§ **EXERCISE GOAL**
When copying the records below, keep every word as it is and drop the images.

Dataset rows for apps and sites
________________________
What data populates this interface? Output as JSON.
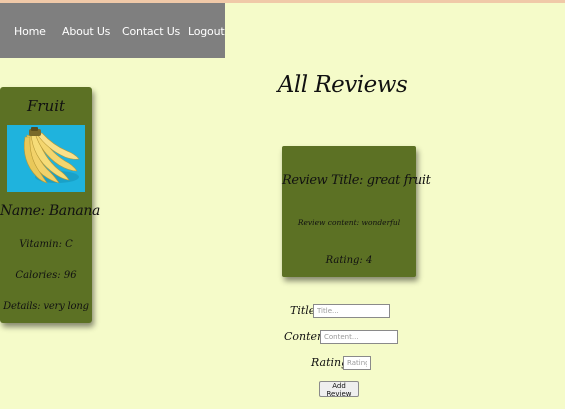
{
  "nav": {
    "items": [
      {
        "label": "Home"
      },
      {
        "label": "About Us"
      },
      {
        "label": "Contact Us"
      },
      {
        "label": "Logout"
      }
    ]
  },
  "page_title": "All Reviews",
  "fruit": {
    "heading": "Fruit",
    "image_icon": "banana-image",
    "name": "Name: Banana",
    "vitamin": "Vitamin: C",
    "calories": "Calories: 96",
    "details": "Details: very long"
  },
  "review": {
    "title": "Review Title: great fruit",
    "content": "Review content: wonderful",
    "rating": "Rating: 4"
  },
  "form": {
    "title_label": "Title",
    "title_placeholder": "Title...",
    "content_label": "Content",
    "content_placeholder": "Content...",
    "rating_label": "Rating",
    "rating_placeholder": "Rating",
    "submit_label": "Add Review"
  },
  "colors": {
    "background": "#f5fbc9",
    "nav": "#7f7f7f",
    "card": "#5c7124",
    "image_bg": "#1fb3dd"
  }
}
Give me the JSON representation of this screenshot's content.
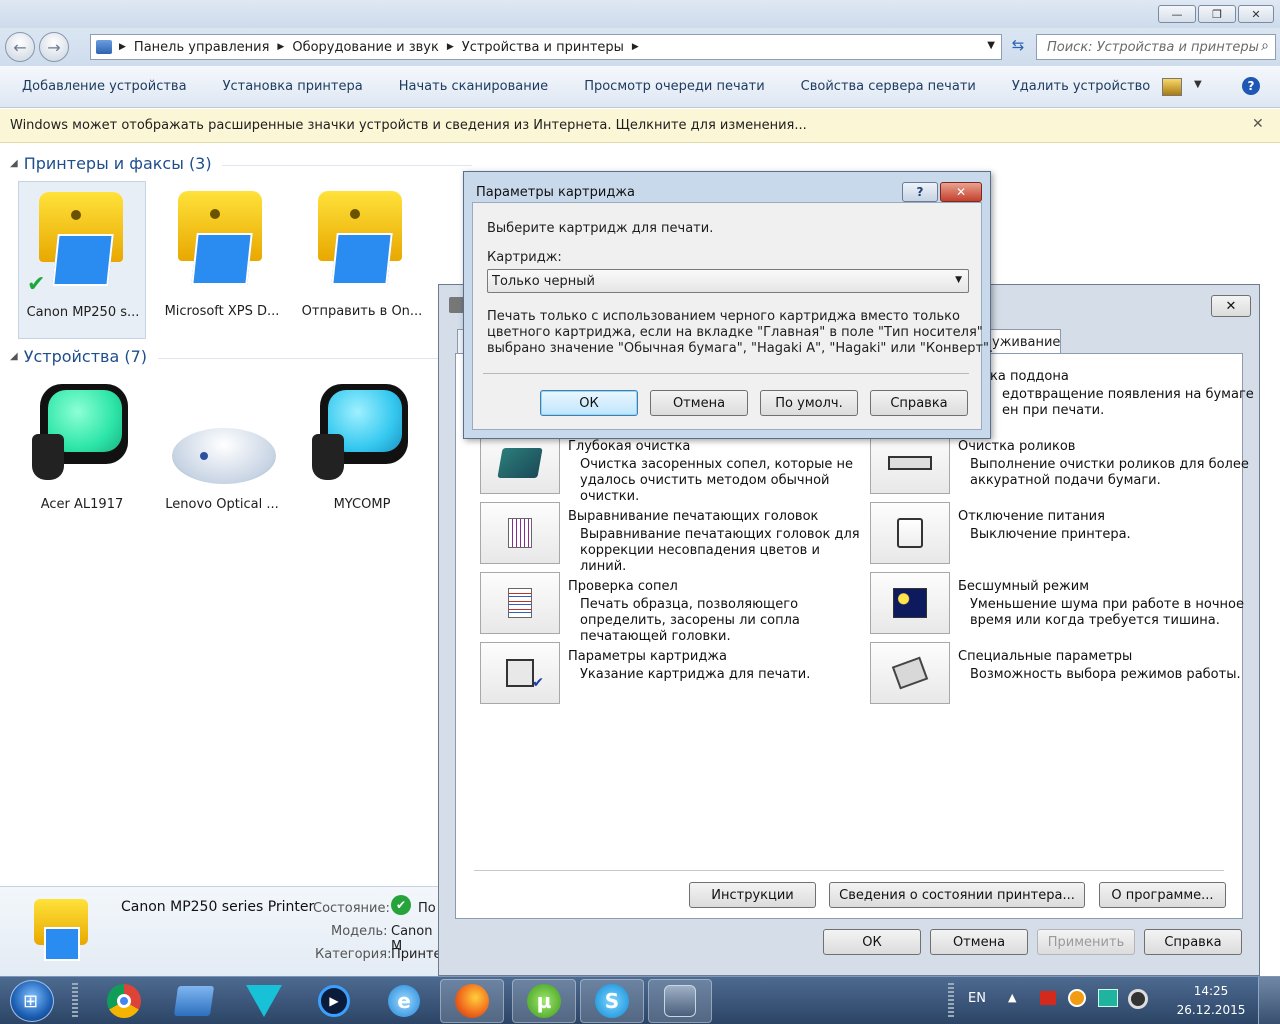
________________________
§ **WRITTEN SOLUTION**
What data populates this interface? Output as JSON.
{
  "nav": {
    "items": [
      {
        "label": "Home"
      },
      {
        "label": "About Us"
      },
      {
        "label": "Contact Us"
      },
      {
        "label": "Logout"
      }
    ]
  },
  "page_title": "All Reviews",
  "fruit": {
    "heading": "Fruit",
    "image_icon": "banana-image",
    "name": "Name: Banana",
    "vitamin": "Vitamin: C",
    "calories": "Calories: 96",
    "details": "Details: very long"
  },
  "review": {
    "title": "Review Title: great fruit",
    "content": "Review content: wonderful",
    "rating": "Rating: 4"
  },
  "form": {
    "title_label": "Title",
    "title_placeholder": "Title...",
    "content_label": "Content",
    "content_placeholder": "Content...",
    "rating_label": "Rating",
    "rating_placeholder": "Rating",
    "submit_label": "Add Review"
  },
  "colors": {
    "background": "#f5fbc9",
    "nav": "#7f7f7f",
    "card": "#5c7124",
    "image_bg": "#1fb3dd"
  }
}
Give me the JSON representation of this screenshot's content.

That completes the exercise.